So anyway, I have my video files encoded in some unknown format and I need my program to show them in a some widget. I went around looking for an exiting example, but i couldn't find anything concrete, except for a good tip here that led me here for an example of using ffmpeg's libavformat and libavcodec, but no end-to-end example including the Qt code.
The ffmpeg example was simple enough to just copy-paste into my project, but the whole painting over the widget's canvas was not covered. Turns out painting video is not as simple as overriding paintEvent()...
Firstly, you need a separate thread for grabbing frames from the video file, because you won't let the GUI event thread do that.
That makes sense, but when the frame-grabbing thread (I called VideoThread) actually grabbed a frame and inserted it somewhere in the memory, I needed to tell the GUI thread to take that buffered pixels and paint them over the widget's canvas.
This is the moment where I praise Qt's excellent Signals/Slots mechanism. So I'll have my VideoThread emit a signal notifying some external entity that a new frame is in the buffer.
Here's a little code:
Continue reading "Showing video with Qt toolbox and ffmpeg libraries"
I was recently building a simple GUI in .NET to operate an algorithm as part of a school project, and I encountered a weird problem using BackgroundWorkers.
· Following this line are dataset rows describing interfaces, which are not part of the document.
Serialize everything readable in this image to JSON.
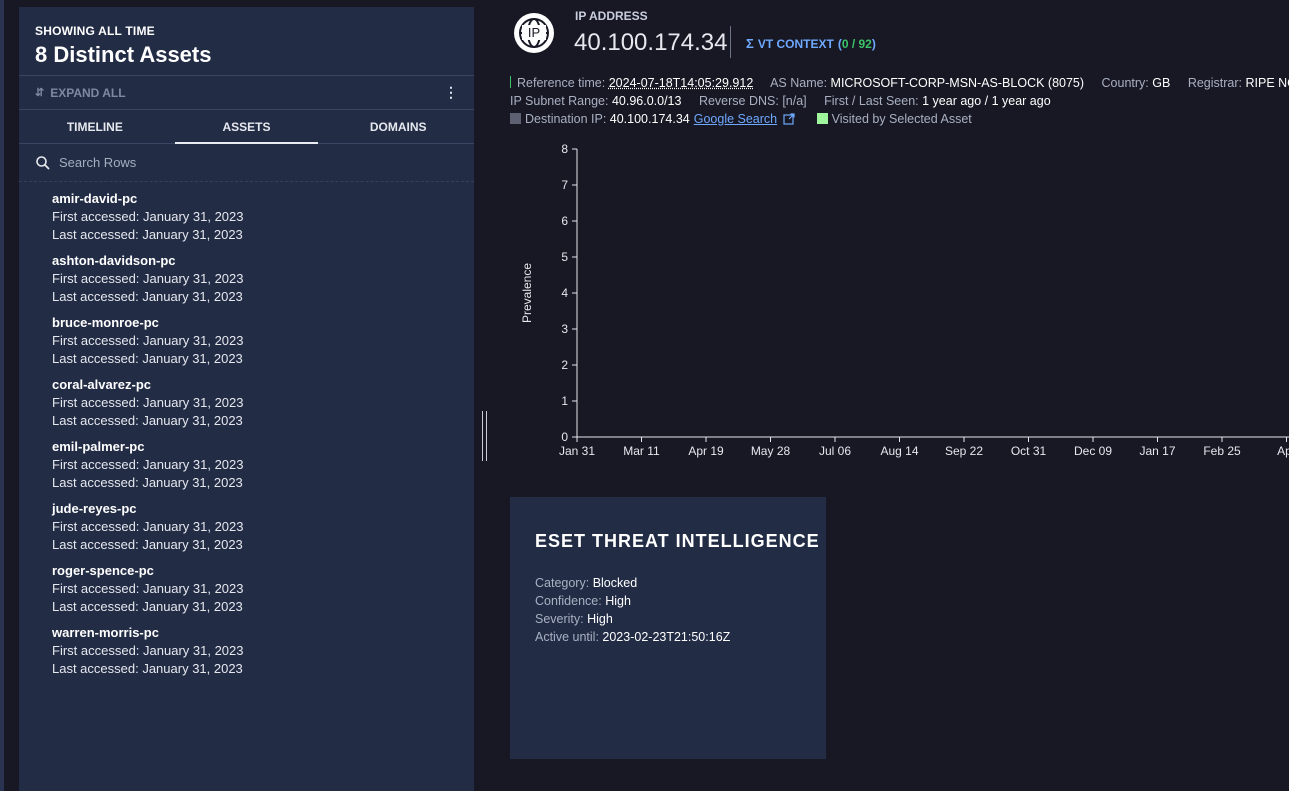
{
  "panel": {
    "showing": "SHOWING ALL TIME",
    "count_title": "8 Distinct Assets",
    "expand_all": "EXPAND ALL",
    "tabs": [
      {
        "label": "TIMELINE",
        "active": false
      },
      {
        "label": "ASSETS",
        "active": true
      },
      {
        "label": "DOMAINS",
        "active": false
      }
    ],
    "search_placeholder": "Search Rows",
    "assets": [
      {
        "name": "amir-david-pc",
        "first": "First accessed: January 31, 2023",
        "last": "Last accessed: January 31, 2023"
      },
      {
        "name": "ashton-davidson-pc",
        "first": "First accessed: January 31, 2023",
        "last": "Last accessed: January 31, 2023"
      },
      {
        "name": "bruce-monroe-pc",
        "first": "First accessed: January 31, 2023",
        "last": "Last accessed: January 31, 2023"
      },
      {
        "name": "coral-alvarez-pc",
        "first": "First accessed: January 31, 2023",
        "last": "Last accessed: January 31, 2023"
      },
      {
        "name": "emil-palmer-pc",
        "first": "First accessed: January 31, 2023",
        "last": "Last accessed: January 31, 2023"
      },
      {
        "name": "jude-reyes-pc",
        "first": "First accessed: January 31, 2023",
        "last": "Last accessed: January 31, 2023"
      },
      {
        "name": "roger-spence-pc",
        "first": "First accessed: January 31, 2023",
        "last": "Last accessed: January 31, 2023"
      },
      {
        "name": "warren-morris-pc",
        "first": "First accessed: January 31, 2023",
        "last": "Last accessed: January 31, 2023"
      }
    ]
  },
  "header": {
    "icon_text": "IP",
    "label": "IP ADDRESS",
    "ip": "40.100.174.34",
    "vt_label": "VT CONTEXT",
    "vt_open": "(",
    "vt_ratio": "0 / 92",
    "vt_close": ")"
  },
  "meta": {
    "ref_time_label": "Reference time:",
    "ref_time": "2024-07-18T14:05:29.912",
    "as_name_label": "AS Name:",
    "as_name": "MICROSOFT-CORP-MSN-AS-BLOCK (8075)",
    "country_label": "Country:",
    "country": "GB",
    "registrar_label": "Registrar:",
    "registrar": "RIPE NCC",
    "subnet_label": "IP Subnet Range:",
    "subnet": "40.96.0.0/13",
    "rdns_label": "Reverse DNS:",
    "rdns": "[n/a]",
    "seen_label": "First / Last Seen:",
    "seen": "1 year ago / 1 year ago",
    "dest_label": "Destination IP:",
    "dest": "40.100.174.34",
    "google": "Google Search",
    "visited_label": "Visited by Selected Asset"
  },
  "chart_data": {
    "type": "bar",
    "ylabel": "Prevalence",
    "xlabel": "",
    "ylim": [
      0,
      8
    ],
    "yticks": [
      0,
      1,
      2,
      3,
      4,
      5,
      6,
      7,
      8
    ],
    "categories": [
      "Jan 31",
      "Mar 11",
      "Apr 19",
      "May 28",
      "Jul 06",
      "Aug 14",
      "Sep 22",
      "Oct 31",
      "Dec 09",
      "Jan 17",
      "Feb 25",
      "Apr"
    ],
    "values": [],
    "colors": {
      "axis": "#e6e8ee",
      "visited": "#9ef59b"
    }
  },
  "eset": {
    "title": "ESET THREAT INTELLIGENCE",
    "category_label": "Category:",
    "category": "Blocked",
    "confidence_label": "Confidence:",
    "confidence": "High",
    "severity_label": "Severity:",
    "severity": "High",
    "active_label": "Active until:",
    "active": "2023-02-23T21:50:16Z"
  }
}
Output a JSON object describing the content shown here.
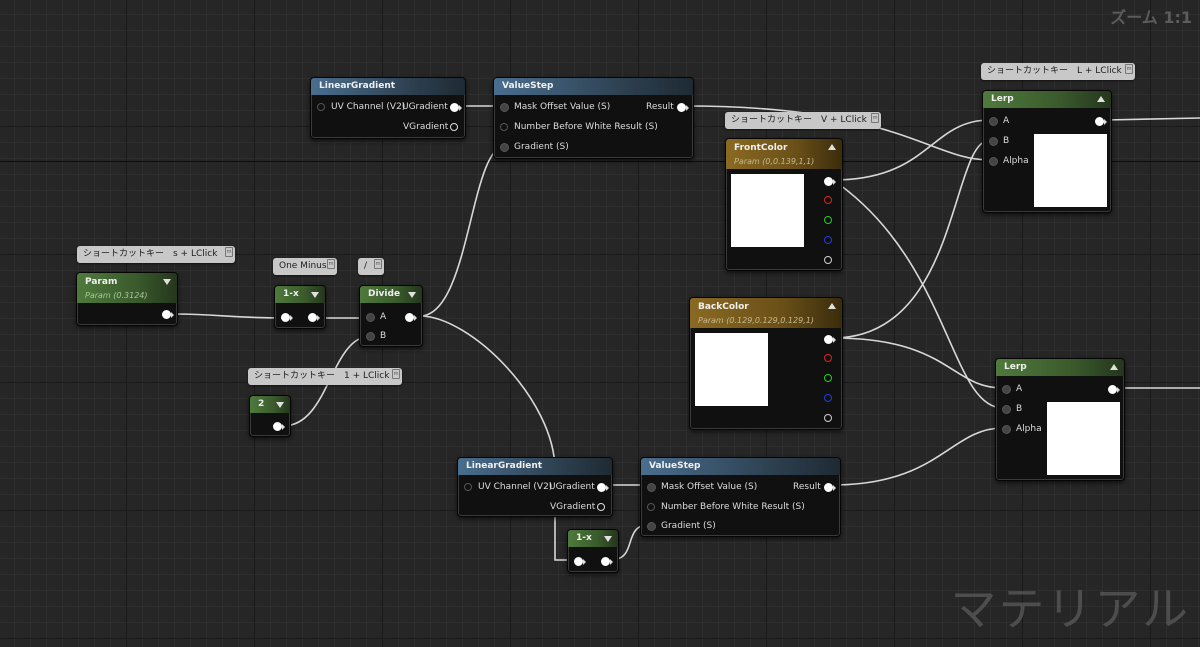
{
  "zoom_label": "ズーム 1:1",
  "watermark": "マテリアル",
  "comments": {
    "param": "ショートカットキー　s + LClick",
    "one_minus": "One Minus",
    "divide": "/",
    "const2": "ショートカットキー　1 + LClick",
    "frontcolor": "ショートカットキー　V + LClick",
    "lerp": "ショートカットキー　L + LClick"
  },
  "nodes": {
    "param": {
      "title": "Param",
      "subtitle": "Param (0.3124)"
    },
    "one_minus_top": {
      "title": "1-x"
    },
    "divide": {
      "title": "Divide",
      "a": "A",
      "b": "B"
    },
    "const2": {
      "title": "2"
    },
    "linear_gradient_top": {
      "title": "LinearGradient",
      "uv": "UV Channel (V2)",
      "ugrad": "UGradient",
      "vgrad": "VGradient"
    },
    "valuestep_top": {
      "title": "ValueStep",
      "mask": "Mask Offset Value (S)",
      "result": "Result",
      "nbw": "Number Before White Result (S)",
      "gradient": "Gradient (S)"
    },
    "frontcolor": {
      "title": "FrontColor",
      "subtitle": "Param (0,0.139,1,1)"
    },
    "backcolor": {
      "title": "BackColor",
      "subtitle": "Param (0.129,0.129,0.129,1)"
    },
    "lerp_top": {
      "title": "Lerp",
      "a": "A",
      "b": "B",
      "alpha": "Alpha"
    },
    "lerp_bottom": {
      "title": "Lerp",
      "a": "A",
      "b": "B",
      "alpha": "Alpha"
    },
    "linear_gradient_bottom": {
      "title": "LinearGradient",
      "uv": "UV Channel (V2)",
      "ugrad": "UGradient",
      "vgrad": "VGradient"
    },
    "valuestep_bottom": {
      "title": "ValueStep",
      "mask": "Mask Offset Value (S)",
      "result": "Result",
      "nbw": "Number Before White Result (S)",
      "gradient": "Gradient (S)"
    },
    "one_minus_bottom": {
      "title": "1-x"
    }
  }
}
I spent a lot of time debugging it, mainly because the code seemed to be perfect (which was true) but the run-time behavior was so strange...
Anyway, to make my algorithm as weakly-coupled as possible decided not to use 'BackgroundWorker.ReportProgress', because then my algorithm will have to know what a BackgroundWorker is...
I decided to actually fire my own event whenever I wanted to report on the algorithm progress (which is rather lenghty). So I defined my delegate and event inside my one-function class that runs the algorithm:
Continue reading "The strange case of the BackgroundWorker and the disappearing exception"